“He was enjoying himself,” Terrill, 29, told the Times-Union in November. “He was releasing aggression.”
Smith told the FBI Wettstein was the attacker. He said he saw Wettstein hold Terrill in a chokehold and slam his head into the wall. Two other detectives said they also saw Wettstein lift Terrill from the chair in a chokehold.
Terrill said he never complained, fearing the police would retaliate.
Seagraves said he’d never heard of Terrill and welcomed him to file a complaint. Terrill, who served a year in prison for selling pot, said he doesn’t expect anyone to be punished.
“They wear that badge and they think that’s a shield that protects them,” Terrill said.
Since the incident, Terrill said he’s wondered about the fate of his property seized that day, including a coin collection and a cane his mother made. He recalls one detective boasting about taking some of the goods to showcase in the narcotics office.
The Sheriff’s Office reviewed its inventory records last week after the Times-Union asked about Terrill’s property. Nothing had been forfeited. Seagraves’ general counsel sent Terrill a letter Thursday explaining the Sheriff’s Office “inadvertently” forgot to contact him about claiming what police took from him 20 months earlier.

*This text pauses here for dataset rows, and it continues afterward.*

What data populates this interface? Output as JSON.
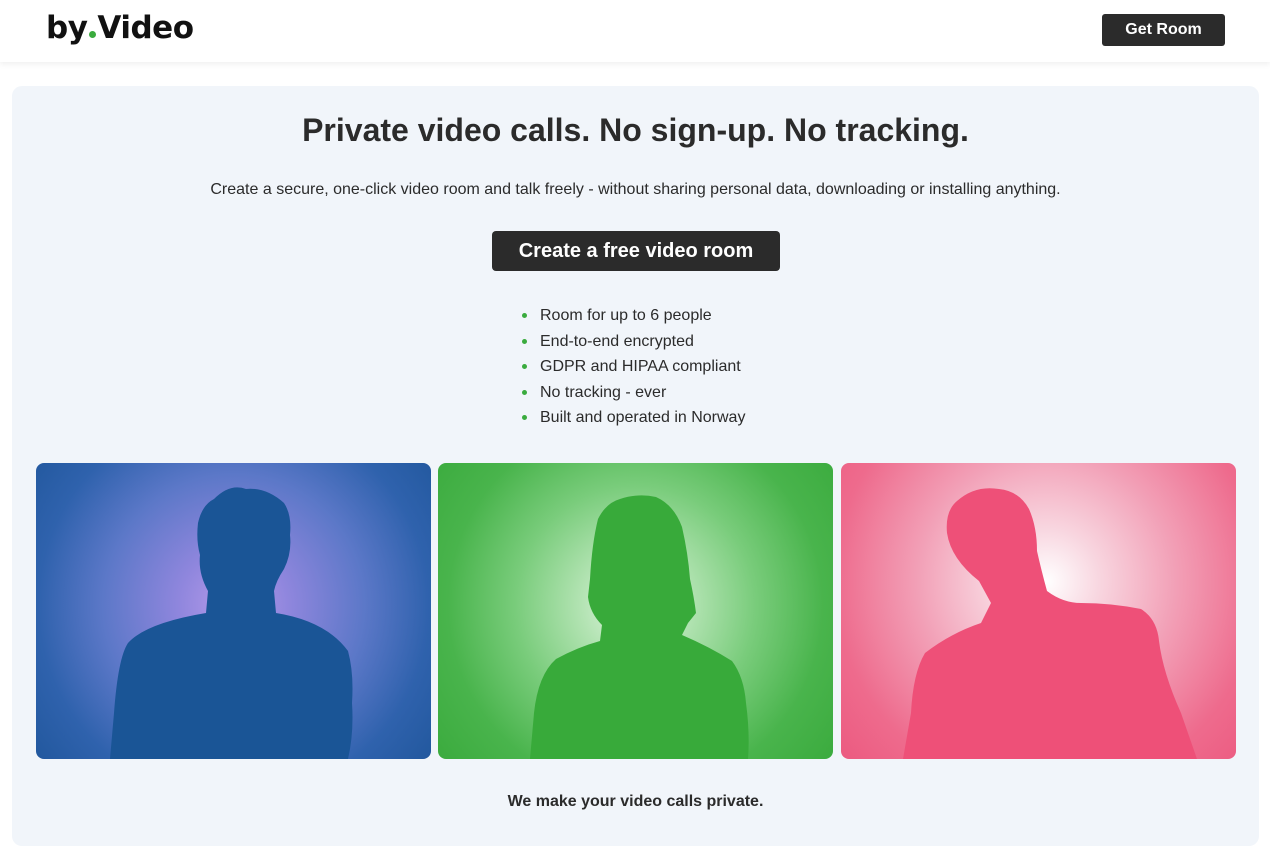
{
  "brand": {
    "logo_prefix": "by",
    "logo_suffix": "Video",
    "dot_color": "#3aab3e"
  },
  "header": {
    "get_room_label": "Get Room"
  },
  "hero": {
    "headline": "Private video calls. No sign-up. No tracking.",
    "subtitle": "Create a secure, one-click video room and talk freely - without sharing personal data, downloading or installing anything.",
    "cta_label": "Create a free video room"
  },
  "features": [
    "Room for up to 6 people",
    "End-to-end encrypted",
    "GDPR and HIPAA compliant",
    "No tracking - ever",
    "Built and operated in Norway"
  ],
  "tiles": [
    {
      "name": "blue-participant",
      "silhouette_color": "#1a5596"
    },
    {
      "name": "green-participant",
      "silhouette_color": "#38aa3a"
    },
    {
      "name": "pink-participant",
      "silhouette_color": "#ee5078"
    }
  ],
  "tagline": "We make your video calls private."
}
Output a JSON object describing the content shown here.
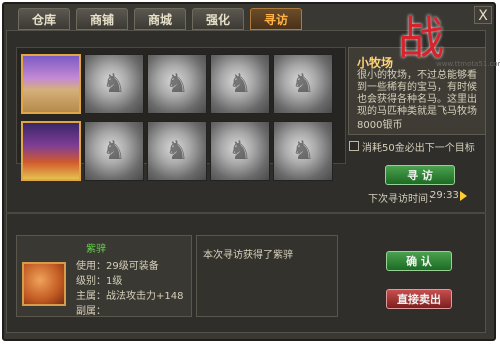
{
  "tabs": [
    {
      "label": "仓库"
    },
    {
      "label": "商铺"
    },
    {
      "label": "商城"
    },
    {
      "label": "强化"
    },
    {
      "label": "寻访"
    }
  ],
  "close_label": "X",
  "selected": {
    "title": "小牧场",
    "description": "很小的牧场，不过总能够看到一些稀有的宝马，有时候也会获得各种名马。这里出现的马匹种类就是飞马牧场",
    "price": "8000银币"
  },
  "checkbox_label": "消耗50金必出下一个目标",
  "search_button": "寻 访",
  "timer": {
    "label": "下次寻访时间：",
    "value": "29:33"
  },
  "horse": {
    "name": "紫骍",
    "use": "使用：29级可装备",
    "level": "级别：1级",
    "main_attr": "主属：战法攻击力+148",
    "sub_attr": "副属："
  },
  "message": "本次寻访获得了紫骍",
  "confirm_button": "确 认",
  "sell_button": "直接卖出",
  "logo": {
    "glyph": "战",
    "url": "www.ttmota51.com"
  },
  "icons": {
    "locked_slot": "locked-horse-icon",
    "play": "play-icon"
  }
}
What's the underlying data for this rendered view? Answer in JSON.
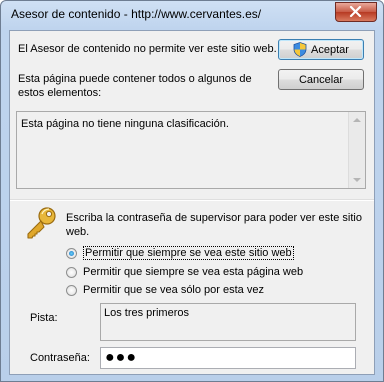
{
  "window": {
    "title": "Asesor de contenido - http://www.cervantes.es/"
  },
  "message": {
    "blocked": "El Asesor de contenido no permite ver este sitio web.",
    "description": "Esta página puede contener todos o algunos de estos elementos:",
    "rating_info": "Esta página no tiene ninguna clasificación."
  },
  "buttons": {
    "accept": "Aceptar",
    "cancel": "Cancelar"
  },
  "supervisor": {
    "prompt": "Escriba la contraseña de supervisor para poder ver este sitio web.",
    "options": [
      {
        "label": "Permitir que siempre se vea este sitio web",
        "checked": true
      },
      {
        "label": "Permitir que siempre se vea esta página web",
        "checked": false
      },
      {
        "label": "Permitir que se vea sólo por esta vez",
        "checked": false
      }
    ],
    "hint_label": "Pista:",
    "hint_value": "Los tres primeros",
    "password_label": "Contraseña:",
    "password_value": "●●●"
  },
  "icons": {
    "close": "close-icon",
    "shield": "uac-shield-icon",
    "key": "key-icon"
  }
}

Related: The property seizure letter sent to Terrill
She invited him to do so.
Test of Patience
Seagraves said he is trying to be patient with the pace of the federal case, but his anxiety periodically showed through in his recent Times-Union interview.

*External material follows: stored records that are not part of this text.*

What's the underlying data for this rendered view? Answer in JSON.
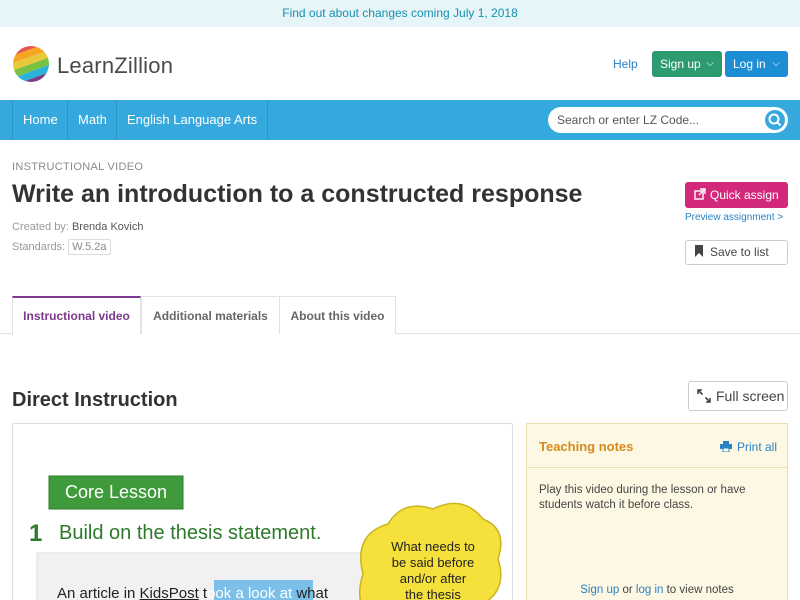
{
  "announcement": "Find out about changes coming July 1, 2018",
  "brand": {
    "name": "LearnZillion"
  },
  "header": {
    "help": "Help",
    "signup": "Sign up",
    "login": "Log in"
  },
  "nav": {
    "items": [
      {
        "label": "Home"
      },
      {
        "label": "Math"
      },
      {
        "label": "English Language Arts"
      }
    ],
    "search_placeholder": "Search or enter LZ Code..."
  },
  "lesson": {
    "eyebrow": "INSTRUCTIONAL VIDEO",
    "title": "Write an introduction to a constructed response",
    "created_by_label": "Created by:",
    "created_by": "Brenda Kovich",
    "standards_label": "Standards:",
    "standard": "W.5.2a"
  },
  "actions": {
    "quick_assign": "Quick assign",
    "preview": "Preview assignment >",
    "save_to_list": "Save to list"
  },
  "tabs": [
    {
      "label": "Instructional video",
      "active": true
    },
    {
      "label": "Additional materials",
      "active": false
    },
    {
      "label": "About this video",
      "active": false
    }
  ],
  "section": {
    "title": "Direct Instruction",
    "fullscreen": "Full screen"
  },
  "video": {
    "badge": "Core Lesson",
    "step_number": "1",
    "step_text": "Build on the thesis statement.",
    "article_text_a": "An article in",
    "article_text_b": "KidsPost",
    "article_text_c": "t",
    "article_text_highlight": "ook a look at",
    "article_text_d": "what",
    "bubble_lines": [
      "What needs to",
      "be said before",
      "and/or after",
      "the thesis"
    ]
  },
  "notes": {
    "title": "Teaching notes",
    "print_all": "Print all",
    "body": "Play this video during the lesson or have students watch it before class.",
    "foot_signup": "Sign up",
    "foot_or": "or",
    "foot_login": "log in",
    "foot_rest": "to view notes"
  },
  "colors": {
    "accent_blue": "#35a8dd",
    "signup_green": "#2e9a6f",
    "login_blue": "#1d8ed4",
    "quick_assign_pink": "#d3297a",
    "tab_active_purple": "#7b3a8c",
    "notes_orange": "#d48a1d"
  }
}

“If I’m going to be put in jail for doing something to one particular employee, I wish they’d tell me what I did or who I did it to,” he said.
Smith said he expects prosecutors to act, but he said no one has told him when that may happen or to whom.
“I know it’s just a matter of time,” Smith said.
Seagraves said he’s as determined as ever to protect his agency, his reputation and his future. He promised the day he retires, he’ll be no different from the proud rookie who joined the force 30 years earlier.
“I’m Tommy Seagraves,” he said, “and I’ll be Tommy Seagraves the day I walk out of here.”
Jim Schoettler: (904) 359-438